REQUIRED WORK — Write down exactly the line where "Enumerate this screenshot's" occurs and every line that follows it through the end of the material below; include nothing else.

DATA SECTION —
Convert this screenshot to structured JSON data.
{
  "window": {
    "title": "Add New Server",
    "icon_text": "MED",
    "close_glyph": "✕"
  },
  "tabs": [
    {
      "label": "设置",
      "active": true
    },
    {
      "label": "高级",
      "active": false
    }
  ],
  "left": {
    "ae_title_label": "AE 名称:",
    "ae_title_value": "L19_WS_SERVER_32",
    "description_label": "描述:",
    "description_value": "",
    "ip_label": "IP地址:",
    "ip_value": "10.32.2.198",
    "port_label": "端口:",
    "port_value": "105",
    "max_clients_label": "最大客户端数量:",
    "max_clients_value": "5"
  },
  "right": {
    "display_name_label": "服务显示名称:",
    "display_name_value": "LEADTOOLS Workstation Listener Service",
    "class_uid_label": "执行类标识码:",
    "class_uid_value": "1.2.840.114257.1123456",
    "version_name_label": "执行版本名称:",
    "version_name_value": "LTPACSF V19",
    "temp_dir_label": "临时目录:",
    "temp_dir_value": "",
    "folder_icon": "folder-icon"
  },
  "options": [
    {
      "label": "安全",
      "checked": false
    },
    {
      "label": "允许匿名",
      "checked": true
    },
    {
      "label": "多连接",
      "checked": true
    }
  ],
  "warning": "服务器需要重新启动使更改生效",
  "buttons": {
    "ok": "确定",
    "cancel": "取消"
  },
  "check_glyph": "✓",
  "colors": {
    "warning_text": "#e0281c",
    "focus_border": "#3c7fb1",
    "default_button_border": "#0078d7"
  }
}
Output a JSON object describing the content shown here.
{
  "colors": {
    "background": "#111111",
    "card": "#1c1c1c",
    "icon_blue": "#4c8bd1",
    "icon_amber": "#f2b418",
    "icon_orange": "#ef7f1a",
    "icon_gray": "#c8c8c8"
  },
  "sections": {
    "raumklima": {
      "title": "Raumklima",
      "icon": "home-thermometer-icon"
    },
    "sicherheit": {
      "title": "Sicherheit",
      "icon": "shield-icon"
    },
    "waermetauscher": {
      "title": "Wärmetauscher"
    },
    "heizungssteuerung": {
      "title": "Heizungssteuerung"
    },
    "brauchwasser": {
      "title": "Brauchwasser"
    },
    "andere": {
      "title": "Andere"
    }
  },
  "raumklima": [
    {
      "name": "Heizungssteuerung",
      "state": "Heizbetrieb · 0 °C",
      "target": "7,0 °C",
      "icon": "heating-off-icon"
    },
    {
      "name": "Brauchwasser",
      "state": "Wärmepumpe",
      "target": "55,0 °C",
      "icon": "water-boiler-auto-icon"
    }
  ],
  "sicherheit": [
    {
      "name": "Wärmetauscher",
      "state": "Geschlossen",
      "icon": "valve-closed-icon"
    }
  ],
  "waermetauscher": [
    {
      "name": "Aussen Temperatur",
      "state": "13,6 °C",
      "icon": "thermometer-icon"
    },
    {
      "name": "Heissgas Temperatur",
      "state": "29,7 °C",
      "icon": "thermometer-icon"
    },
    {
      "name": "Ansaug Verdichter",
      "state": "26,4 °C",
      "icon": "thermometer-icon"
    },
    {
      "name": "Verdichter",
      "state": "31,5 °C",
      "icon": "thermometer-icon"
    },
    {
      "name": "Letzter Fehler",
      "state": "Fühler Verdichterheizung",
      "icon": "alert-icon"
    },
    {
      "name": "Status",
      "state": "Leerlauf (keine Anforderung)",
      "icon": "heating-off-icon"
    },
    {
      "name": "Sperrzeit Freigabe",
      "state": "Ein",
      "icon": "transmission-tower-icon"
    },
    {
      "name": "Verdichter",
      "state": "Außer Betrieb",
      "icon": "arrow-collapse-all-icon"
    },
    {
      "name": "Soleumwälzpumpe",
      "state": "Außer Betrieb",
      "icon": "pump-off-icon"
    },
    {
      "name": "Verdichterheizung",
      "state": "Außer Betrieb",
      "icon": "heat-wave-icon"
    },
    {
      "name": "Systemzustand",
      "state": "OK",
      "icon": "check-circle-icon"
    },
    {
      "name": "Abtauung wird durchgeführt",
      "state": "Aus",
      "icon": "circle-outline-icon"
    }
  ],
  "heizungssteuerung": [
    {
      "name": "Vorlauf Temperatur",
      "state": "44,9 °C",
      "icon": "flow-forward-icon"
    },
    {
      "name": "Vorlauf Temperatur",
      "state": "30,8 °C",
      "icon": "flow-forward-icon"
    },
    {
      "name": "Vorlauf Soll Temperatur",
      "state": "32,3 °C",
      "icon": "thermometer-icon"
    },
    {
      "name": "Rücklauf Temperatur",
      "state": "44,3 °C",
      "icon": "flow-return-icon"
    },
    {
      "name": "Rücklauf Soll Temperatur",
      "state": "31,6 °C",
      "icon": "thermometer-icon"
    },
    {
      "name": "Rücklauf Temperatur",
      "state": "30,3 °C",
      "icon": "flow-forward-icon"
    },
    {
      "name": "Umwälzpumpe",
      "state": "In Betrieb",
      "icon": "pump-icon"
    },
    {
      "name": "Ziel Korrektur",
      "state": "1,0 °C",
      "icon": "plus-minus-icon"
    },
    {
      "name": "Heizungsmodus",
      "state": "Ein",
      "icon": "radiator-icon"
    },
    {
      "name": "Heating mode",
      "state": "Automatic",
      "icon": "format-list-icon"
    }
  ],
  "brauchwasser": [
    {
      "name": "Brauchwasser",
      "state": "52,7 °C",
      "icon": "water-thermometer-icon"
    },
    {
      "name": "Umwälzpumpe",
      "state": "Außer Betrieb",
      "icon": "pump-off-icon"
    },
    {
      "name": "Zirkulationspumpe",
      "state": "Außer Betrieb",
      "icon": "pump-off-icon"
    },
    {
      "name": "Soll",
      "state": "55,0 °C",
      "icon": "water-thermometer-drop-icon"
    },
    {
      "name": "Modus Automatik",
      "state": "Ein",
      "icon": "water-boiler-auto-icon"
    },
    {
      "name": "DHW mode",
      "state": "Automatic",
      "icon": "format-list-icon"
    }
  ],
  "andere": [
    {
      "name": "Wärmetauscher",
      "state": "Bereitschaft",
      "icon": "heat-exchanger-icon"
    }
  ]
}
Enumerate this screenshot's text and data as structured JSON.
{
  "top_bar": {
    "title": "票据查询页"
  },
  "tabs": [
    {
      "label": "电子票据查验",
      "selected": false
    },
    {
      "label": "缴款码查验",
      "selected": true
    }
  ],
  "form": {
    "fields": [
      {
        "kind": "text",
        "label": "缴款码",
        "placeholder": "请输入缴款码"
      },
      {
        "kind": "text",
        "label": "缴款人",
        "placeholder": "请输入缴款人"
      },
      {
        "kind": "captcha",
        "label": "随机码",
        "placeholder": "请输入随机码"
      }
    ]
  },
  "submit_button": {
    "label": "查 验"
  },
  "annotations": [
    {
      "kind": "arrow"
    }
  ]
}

FINAL ANSWER —
Enumerate this screenshot's text and data as structured JSON.
{
  "top_bar": {
    "title": "票据查询页"
  },
  "tabs": [
    {
      "label": "电子票据查验",
      "selected": false
    },
    {
      "label": "缴款码查验",
      "selected": true
    }
  ],
  "form": {
    "fields": [
      {
        "kind": "text",
        "label": "缴款码",
        "placeholder": "请输入缴款码"
      },
      {
        "kind": "text",
        "label": "缴款人",
        "placeholder": "请输入缴款人"
      },
      {
        "kind": "captcha",
        "label": "随机码",
        "placeholder": "请输入随机码"
      }
    ]
  },
  "submit_button": {
    "label": "查 验"
  },
  "annotations": [
    {
      "kind": "arrow"
    }
  ]
}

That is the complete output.